• Data to process:
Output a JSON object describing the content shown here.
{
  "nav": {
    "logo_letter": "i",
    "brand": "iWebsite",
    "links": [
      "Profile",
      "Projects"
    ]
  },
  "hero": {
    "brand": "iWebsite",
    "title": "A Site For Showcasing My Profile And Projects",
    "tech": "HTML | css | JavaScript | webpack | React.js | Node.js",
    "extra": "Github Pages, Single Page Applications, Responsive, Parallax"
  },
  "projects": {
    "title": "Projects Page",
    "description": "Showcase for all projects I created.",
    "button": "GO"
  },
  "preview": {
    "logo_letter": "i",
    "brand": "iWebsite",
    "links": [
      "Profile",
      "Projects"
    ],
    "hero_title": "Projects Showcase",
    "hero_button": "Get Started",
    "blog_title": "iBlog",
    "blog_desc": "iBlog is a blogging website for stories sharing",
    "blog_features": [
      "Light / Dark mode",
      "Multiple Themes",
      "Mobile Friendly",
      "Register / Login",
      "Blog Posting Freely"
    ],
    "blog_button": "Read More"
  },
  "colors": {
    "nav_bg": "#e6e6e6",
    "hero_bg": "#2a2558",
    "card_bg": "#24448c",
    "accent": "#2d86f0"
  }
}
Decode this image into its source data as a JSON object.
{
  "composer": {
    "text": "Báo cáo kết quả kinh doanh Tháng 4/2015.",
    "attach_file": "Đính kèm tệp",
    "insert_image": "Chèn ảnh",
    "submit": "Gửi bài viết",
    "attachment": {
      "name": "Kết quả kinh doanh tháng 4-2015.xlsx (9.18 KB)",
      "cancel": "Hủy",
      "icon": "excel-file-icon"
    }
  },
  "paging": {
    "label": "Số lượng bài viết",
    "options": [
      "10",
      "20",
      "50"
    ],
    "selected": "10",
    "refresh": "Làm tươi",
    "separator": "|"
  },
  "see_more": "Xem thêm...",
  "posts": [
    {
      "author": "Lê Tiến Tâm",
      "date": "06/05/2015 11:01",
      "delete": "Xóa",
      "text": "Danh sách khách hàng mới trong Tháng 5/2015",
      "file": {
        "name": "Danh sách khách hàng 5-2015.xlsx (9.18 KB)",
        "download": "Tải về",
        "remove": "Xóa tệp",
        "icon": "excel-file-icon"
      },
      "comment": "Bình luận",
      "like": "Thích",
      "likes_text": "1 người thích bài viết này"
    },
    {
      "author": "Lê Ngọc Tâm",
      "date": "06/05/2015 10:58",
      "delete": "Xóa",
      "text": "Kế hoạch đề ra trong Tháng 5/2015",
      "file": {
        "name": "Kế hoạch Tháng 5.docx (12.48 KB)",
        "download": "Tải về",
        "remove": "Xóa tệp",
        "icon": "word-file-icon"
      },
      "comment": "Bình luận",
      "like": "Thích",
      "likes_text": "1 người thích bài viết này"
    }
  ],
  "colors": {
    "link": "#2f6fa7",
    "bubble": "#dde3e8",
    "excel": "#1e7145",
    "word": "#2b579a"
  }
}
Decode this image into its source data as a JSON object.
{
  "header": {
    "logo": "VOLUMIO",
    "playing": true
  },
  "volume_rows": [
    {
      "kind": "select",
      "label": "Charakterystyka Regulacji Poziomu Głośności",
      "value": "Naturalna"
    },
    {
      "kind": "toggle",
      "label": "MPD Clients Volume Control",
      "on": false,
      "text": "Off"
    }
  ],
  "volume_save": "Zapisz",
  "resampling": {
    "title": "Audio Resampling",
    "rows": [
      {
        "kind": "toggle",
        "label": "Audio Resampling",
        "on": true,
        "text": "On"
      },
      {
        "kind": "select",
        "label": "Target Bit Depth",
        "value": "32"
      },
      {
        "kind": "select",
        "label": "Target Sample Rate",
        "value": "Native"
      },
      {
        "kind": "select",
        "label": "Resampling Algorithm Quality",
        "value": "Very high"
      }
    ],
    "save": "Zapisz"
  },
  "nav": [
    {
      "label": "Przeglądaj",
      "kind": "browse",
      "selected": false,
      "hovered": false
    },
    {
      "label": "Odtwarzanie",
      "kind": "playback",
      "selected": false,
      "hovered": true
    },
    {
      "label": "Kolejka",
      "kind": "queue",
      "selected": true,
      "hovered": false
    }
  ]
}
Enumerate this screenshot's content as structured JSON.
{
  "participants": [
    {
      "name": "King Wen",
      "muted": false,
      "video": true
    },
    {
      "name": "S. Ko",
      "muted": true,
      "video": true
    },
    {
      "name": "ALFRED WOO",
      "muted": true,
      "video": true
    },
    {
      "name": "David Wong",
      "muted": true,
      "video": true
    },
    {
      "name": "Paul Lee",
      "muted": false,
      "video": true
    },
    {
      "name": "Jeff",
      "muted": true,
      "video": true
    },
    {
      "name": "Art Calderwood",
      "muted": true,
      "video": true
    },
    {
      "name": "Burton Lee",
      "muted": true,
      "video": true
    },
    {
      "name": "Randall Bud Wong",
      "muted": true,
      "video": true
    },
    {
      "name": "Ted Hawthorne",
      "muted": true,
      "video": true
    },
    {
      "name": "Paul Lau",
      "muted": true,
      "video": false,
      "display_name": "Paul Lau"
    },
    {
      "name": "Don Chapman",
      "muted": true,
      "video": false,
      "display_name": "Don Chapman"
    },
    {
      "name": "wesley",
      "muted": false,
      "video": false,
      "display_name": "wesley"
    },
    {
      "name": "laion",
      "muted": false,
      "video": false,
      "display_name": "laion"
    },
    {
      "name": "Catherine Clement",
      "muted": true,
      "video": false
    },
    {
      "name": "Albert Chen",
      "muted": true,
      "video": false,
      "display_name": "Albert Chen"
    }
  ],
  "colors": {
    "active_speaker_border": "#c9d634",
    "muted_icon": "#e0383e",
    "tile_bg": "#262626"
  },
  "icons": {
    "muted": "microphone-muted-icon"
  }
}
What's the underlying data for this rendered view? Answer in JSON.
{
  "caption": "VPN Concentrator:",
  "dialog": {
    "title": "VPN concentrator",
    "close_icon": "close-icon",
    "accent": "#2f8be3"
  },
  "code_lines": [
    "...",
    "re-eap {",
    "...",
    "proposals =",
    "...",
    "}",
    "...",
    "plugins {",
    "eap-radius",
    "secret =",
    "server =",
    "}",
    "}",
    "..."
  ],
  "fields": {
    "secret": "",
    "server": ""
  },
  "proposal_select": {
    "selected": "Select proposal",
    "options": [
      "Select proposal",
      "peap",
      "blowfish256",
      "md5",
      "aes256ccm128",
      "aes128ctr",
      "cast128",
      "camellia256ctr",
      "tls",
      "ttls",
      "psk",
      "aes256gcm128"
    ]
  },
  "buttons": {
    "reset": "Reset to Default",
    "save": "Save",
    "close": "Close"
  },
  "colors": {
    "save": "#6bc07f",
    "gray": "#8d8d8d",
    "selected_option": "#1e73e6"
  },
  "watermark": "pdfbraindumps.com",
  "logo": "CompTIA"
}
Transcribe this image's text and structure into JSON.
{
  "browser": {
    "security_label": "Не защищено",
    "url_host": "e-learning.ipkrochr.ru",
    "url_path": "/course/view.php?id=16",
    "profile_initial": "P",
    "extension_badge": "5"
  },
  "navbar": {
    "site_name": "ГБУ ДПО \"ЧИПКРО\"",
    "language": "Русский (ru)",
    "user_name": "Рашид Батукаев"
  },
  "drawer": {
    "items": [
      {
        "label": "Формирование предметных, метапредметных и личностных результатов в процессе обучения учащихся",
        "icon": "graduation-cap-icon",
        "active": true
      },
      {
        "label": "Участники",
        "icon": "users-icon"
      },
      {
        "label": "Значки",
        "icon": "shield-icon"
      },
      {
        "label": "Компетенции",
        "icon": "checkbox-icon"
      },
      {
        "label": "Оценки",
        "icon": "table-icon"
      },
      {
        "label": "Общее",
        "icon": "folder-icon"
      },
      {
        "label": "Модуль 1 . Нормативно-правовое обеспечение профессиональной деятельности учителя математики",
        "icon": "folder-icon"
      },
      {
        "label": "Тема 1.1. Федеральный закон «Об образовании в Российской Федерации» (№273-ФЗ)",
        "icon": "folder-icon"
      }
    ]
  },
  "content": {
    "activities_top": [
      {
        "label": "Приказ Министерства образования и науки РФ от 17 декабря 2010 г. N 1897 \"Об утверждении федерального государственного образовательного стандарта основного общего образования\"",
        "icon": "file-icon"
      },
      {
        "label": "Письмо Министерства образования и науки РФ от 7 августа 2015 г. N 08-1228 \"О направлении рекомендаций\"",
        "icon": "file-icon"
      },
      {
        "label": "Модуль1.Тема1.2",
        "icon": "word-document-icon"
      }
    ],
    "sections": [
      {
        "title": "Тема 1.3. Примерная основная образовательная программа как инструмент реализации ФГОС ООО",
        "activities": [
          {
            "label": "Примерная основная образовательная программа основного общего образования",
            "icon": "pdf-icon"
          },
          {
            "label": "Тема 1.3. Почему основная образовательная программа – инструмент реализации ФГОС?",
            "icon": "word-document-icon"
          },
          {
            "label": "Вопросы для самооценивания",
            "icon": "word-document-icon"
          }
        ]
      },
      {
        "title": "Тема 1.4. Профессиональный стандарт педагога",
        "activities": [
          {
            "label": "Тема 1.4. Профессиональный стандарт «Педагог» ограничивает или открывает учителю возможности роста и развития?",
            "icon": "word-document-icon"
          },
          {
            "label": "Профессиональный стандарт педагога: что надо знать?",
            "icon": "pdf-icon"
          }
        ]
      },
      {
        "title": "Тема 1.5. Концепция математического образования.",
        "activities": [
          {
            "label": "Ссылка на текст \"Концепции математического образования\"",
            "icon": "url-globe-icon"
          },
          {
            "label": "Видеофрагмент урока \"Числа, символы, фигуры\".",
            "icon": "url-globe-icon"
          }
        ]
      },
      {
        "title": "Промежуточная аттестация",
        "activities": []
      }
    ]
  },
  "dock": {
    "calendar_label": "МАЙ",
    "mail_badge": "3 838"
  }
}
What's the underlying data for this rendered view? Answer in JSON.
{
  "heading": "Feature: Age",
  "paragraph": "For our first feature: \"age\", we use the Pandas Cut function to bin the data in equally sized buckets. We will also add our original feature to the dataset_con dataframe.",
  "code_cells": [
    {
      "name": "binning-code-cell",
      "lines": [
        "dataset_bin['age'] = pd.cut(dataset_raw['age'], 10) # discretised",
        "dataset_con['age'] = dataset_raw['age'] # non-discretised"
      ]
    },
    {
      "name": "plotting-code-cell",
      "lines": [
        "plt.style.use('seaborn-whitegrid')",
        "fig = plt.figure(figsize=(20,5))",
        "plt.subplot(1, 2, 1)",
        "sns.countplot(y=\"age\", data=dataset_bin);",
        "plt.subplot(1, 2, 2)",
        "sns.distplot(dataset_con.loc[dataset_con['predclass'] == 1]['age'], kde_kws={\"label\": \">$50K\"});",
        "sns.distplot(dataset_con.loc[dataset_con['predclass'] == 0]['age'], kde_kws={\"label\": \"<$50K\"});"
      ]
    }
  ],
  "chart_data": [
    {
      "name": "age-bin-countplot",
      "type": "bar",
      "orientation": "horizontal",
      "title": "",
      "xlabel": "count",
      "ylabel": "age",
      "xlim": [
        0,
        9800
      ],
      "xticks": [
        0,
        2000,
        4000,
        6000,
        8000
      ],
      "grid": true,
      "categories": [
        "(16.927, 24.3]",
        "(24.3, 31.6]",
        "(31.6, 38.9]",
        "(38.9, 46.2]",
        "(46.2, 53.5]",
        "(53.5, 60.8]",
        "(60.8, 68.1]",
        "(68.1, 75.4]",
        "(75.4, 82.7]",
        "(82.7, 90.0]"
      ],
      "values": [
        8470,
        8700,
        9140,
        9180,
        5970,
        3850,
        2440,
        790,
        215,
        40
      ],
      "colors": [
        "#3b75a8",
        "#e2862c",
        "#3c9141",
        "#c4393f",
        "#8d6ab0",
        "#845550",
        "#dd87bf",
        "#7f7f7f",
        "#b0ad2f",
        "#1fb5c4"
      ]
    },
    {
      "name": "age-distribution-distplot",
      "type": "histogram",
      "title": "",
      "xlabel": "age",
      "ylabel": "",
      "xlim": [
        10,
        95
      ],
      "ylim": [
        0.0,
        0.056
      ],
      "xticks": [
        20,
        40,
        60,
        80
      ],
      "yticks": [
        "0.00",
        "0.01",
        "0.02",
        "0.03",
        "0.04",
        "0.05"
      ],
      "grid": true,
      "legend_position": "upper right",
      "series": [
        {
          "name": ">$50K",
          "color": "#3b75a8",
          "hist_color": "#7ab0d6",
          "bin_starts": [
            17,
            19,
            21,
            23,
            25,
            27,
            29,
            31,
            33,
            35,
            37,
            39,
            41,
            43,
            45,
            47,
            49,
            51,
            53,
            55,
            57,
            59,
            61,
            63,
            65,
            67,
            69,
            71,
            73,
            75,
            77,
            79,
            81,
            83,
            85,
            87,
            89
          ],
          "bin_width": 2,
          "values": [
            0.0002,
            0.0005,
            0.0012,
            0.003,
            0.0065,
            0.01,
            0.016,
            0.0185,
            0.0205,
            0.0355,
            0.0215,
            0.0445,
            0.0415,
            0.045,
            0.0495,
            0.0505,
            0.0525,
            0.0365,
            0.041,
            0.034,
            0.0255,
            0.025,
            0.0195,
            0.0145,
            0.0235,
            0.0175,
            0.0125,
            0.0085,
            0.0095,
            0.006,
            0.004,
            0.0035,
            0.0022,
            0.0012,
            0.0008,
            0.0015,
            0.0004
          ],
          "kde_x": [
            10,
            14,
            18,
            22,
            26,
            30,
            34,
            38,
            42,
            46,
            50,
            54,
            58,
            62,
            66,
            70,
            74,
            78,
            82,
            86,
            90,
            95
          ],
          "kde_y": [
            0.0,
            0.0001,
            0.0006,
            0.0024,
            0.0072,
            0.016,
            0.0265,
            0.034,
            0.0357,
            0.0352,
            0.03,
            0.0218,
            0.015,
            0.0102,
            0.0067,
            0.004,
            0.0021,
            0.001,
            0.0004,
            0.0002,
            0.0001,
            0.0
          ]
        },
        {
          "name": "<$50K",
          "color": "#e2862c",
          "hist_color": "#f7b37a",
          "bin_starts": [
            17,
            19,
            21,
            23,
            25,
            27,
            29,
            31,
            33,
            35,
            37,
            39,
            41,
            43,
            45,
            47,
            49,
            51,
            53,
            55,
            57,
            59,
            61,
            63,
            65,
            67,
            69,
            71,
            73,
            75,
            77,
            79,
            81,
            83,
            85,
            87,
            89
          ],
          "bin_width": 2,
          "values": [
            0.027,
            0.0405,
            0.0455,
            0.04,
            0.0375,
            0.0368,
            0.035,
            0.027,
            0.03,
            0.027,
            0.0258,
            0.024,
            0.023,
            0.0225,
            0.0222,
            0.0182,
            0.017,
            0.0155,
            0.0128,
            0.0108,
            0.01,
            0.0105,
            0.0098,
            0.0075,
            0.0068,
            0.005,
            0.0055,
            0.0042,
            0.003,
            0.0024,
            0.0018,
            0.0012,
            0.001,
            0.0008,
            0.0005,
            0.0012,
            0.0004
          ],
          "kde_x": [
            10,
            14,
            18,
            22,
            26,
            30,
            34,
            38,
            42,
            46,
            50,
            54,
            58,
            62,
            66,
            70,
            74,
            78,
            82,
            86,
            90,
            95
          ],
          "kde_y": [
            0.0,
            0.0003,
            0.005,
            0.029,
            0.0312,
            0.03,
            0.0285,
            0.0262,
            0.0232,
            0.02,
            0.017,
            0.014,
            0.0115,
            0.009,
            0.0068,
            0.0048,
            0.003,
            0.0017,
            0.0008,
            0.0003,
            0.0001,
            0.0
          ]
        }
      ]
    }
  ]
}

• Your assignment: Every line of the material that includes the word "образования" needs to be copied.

• Written reply:
        "label": "Приказ Министерства образования и науки РФ от 17 декабря 2010 г. N 1897 \"Об утверждении федерального государственного образовательного стандарта основного общего образования\"",
        "label": "Письмо Министерства образования и науки РФ от 7 августа 2015 г. N 08-1228 \"О направлении рекомендаций\"",
            "label": "Примерная основная образовательная программа основного общего образования",
        "title": "Тема 1.5. Концепция математического образования.",
            "label": "Ссылка на текст \"Концепции математического образования\"",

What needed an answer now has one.